Get 15% off all books now through May 8. Coupon code: MOM
Shuffle over to the SYP site to buy Waving Backwards, or another delightful read.
Southern Yellow Pine Publishing /Waving Backwards.

Sheltered in Place- Domestic Violence

 

We hear it on the six o’clock news, an order born of our increasingly terroristic society- “Shelter in place.”  We all shudder at the idea of frightened school children waiting for danger to pass. However, the panic of choosing inaction amid chaos runs deep for me, building in my mostly sedentary soul, an insatiable urge to run.

For me, shelter is a secret place, far from the hunter. When faced with my father’s hard-edged abuse in the 1970’s, residing any place other than a shelter for battered women and children would have been a death sentence.

Lately, as I conduct research for my new novel, I find myself scouring the internet for photos of the single-story South Hampton motel that hid my at risk family. Last week, without the effort of a single keystroke, the shelter of my childhood found me.

My adoptive Mom met a new resident at the senior apartment complex where she resides in Georgia.  The woman, a former New York social worker, was a harbinger of helpful information. Mom was chatting up my novel Waving Backwards (a bestseller at Ashleigh Senior Apartments. Take that NY Times.) She explained to her new friend how I found my birth family, and revealed the domestic abuse she suffered for seventeen years.

When Mom talked about the shelter, the woman lit with inside information, discussing every dilapidated inch of our motel. She also revealed the miraculous timing of our survival.

The South Hampton family shelter opened a few months before we arrived. 

The old adage that ‘timing is everything’ has never been more apropos. For without the locked doors of the shelter, our little family, and a dozen others who resided with us that sizzling summer, would be statistics.

Today, New York has 2,768 shelter beds available in a total of 132 licensed residential programs across the State. In the late 1970’s, our shelter was one of three in the state.  One of three! And it happened to be within driving distance of our home, and it happened to open just months before our arrival.

When I think of our good fortune, I also reflect on the abused families who sheltered in place and died for lack of options. In the United States, a woman is assaulted or beaten every 9 seconds, and back when ‘domestic abuse’ was not even a term, spousal murders were often reported as accidental deaths. So we will never know how many women died at the hands of their husbands in the years before our shelter opened.

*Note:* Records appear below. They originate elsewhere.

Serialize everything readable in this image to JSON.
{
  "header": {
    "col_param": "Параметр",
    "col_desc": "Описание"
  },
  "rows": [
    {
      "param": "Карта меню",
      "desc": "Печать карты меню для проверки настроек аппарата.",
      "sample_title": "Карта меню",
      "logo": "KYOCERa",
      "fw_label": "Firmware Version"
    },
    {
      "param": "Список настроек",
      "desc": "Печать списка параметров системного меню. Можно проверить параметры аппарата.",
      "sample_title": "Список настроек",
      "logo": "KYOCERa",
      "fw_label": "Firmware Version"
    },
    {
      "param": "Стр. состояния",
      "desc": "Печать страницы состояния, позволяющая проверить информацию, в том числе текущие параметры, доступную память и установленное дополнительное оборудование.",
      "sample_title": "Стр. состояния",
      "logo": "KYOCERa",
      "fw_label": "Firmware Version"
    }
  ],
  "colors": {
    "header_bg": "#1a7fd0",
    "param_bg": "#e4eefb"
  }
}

Our survival was made possible by a group of angels who decided that beaten women and children deserved a safe place to stay.

A sobering statistic for anyone who believes that domestic abuse against women has declined since our shelter stay:

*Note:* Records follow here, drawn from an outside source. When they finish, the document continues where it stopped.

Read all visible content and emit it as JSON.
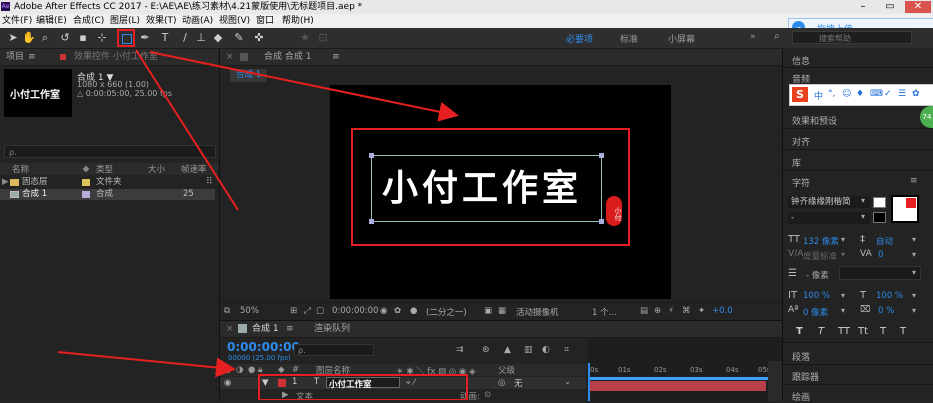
{
  "window": {
    "title": "Adobe After Effects CC 2017 - E:\\AE\\AE\\练习素材\\4.21蒙版使用\\无标题项目.aep *",
    "app_badge": "Ae"
  },
  "menu": [
    "文件(F)",
    "编辑(E)",
    "合成(C)",
    "图层(L)",
    "效果(T)",
    "动画(A)",
    "视图(V)",
    "窗口",
    "帮助(H)"
  ],
  "cloud": {
    "label": "拖拽上传"
  },
  "workspaces": [
    "必要项",
    "标准",
    "小屏幕"
  ],
  "search_help": {
    "placeholder": "搜索帮助"
  },
  "project": {
    "tab": "项目",
    "effects_tab": "效果控件 小付工作室",
    "comp_name": "合成 1 ▼",
    "comp_size": "1080 x 660 (1.00)",
    "comp_duration": "△ 0:00:05:00, 25.00 fps",
    "thumb_text": "小付工作室",
    "search_placeholder": "ρ.",
    "columns": [
      "名称",
      "类型",
      "大小",
      "帧速率"
    ],
    "rows": [
      {
        "name": "固态层",
        "type": "文件夹",
        "fps": ""
      },
      {
        "name": "合成 1",
        "type": "合成",
        "fps": "25"
      }
    ]
  },
  "comp_viewer": {
    "tab": "合成 合成 1",
    "sub_tab": "合成 1",
    "main_text": "小付工作室",
    "seal_text": "小付",
    "zoom": "50%",
    "time": "0:00:00:00",
    "resolution": "(二分之一)",
    "camera": "活动摄像机",
    "views": "1 个...",
    "exposure": "+0.0"
  },
  "timeline": {
    "comp_tab": "合成 1",
    "render_tab": "渲染队列",
    "timecode": "0:00:00:00",
    "timecode_sub": "00000 (25.00 fps)",
    "search_placeholder": "ρ.",
    "col_layer_name": "图层名称",
    "col_parent": "父级",
    "ruler": [
      "0s",
      "01s",
      "02s",
      "03s",
      "04s",
      "05s"
    ],
    "layer_index": "1",
    "layer_type": "T",
    "layer_name": "小付工作室",
    "parent_value": "无",
    "sub_row_label": "文本",
    "sub_row_right": "动画:"
  },
  "right_panel": {
    "info": "信息",
    "audio": "音频",
    "ime_items": [
      "中",
      "°,",
      "☺",
      "♦",
      "⌨",
      "✓",
      "☰",
      "✿"
    ],
    "badge": "74",
    "effects_presets": "效果和预设",
    "align": "对齐",
    "library": "库",
    "character": "字符",
    "font_name": "钟齐缘缘刚楷简",
    "font_style": "-",
    "font_size": "132 像素",
    "leading": "自动",
    "tracking_label": "度量标准",
    "tracking_value": "0",
    "stroke_size": "- 像素",
    "vscale": "100 %",
    "hscale": "100 %",
    "baseline": "0 像素",
    "tsume": "0 %",
    "style_buttons": [
      "T",
      "T",
      "TT",
      "Tt",
      "T",
      "T"
    ],
    "paragraph": "段落",
    "tracker": "跟踪器",
    "paint": "绘画"
  },
  "colors": {
    "highlight_red": "#e62020",
    "accent_blue": "#2d8ceb",
    "comp_bg": "#000000",
    "layer_bar": "#b8404a"
  }
}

Between September 2001 and June 2012, nearly 6,500 American troops died in Afghanistan and Iraq; during that same period, more than 11,700 women died in acts of domestic violence. 

If you are being abused, please don’t shelter in place. Get help!
Call the National Domestic Violence Hotline.
You can do this. You deserve help!
Call today- 1 (800) 799-7233.

abuse

Blessings for shelter wherever and whenever you need it most,

V.L.
———-
Follow me on Twitter- @RockMemoir
Like my Facebook page-http://www.facebook.com/vlbrunskill
Buy Waving Backwards for Kindle $4.99 at Amazon.com-amazon.com/author/vlbrunskill
Waving Backwards book trailer-https://www.youtube.com/watch?v=m_ufjmq0l-U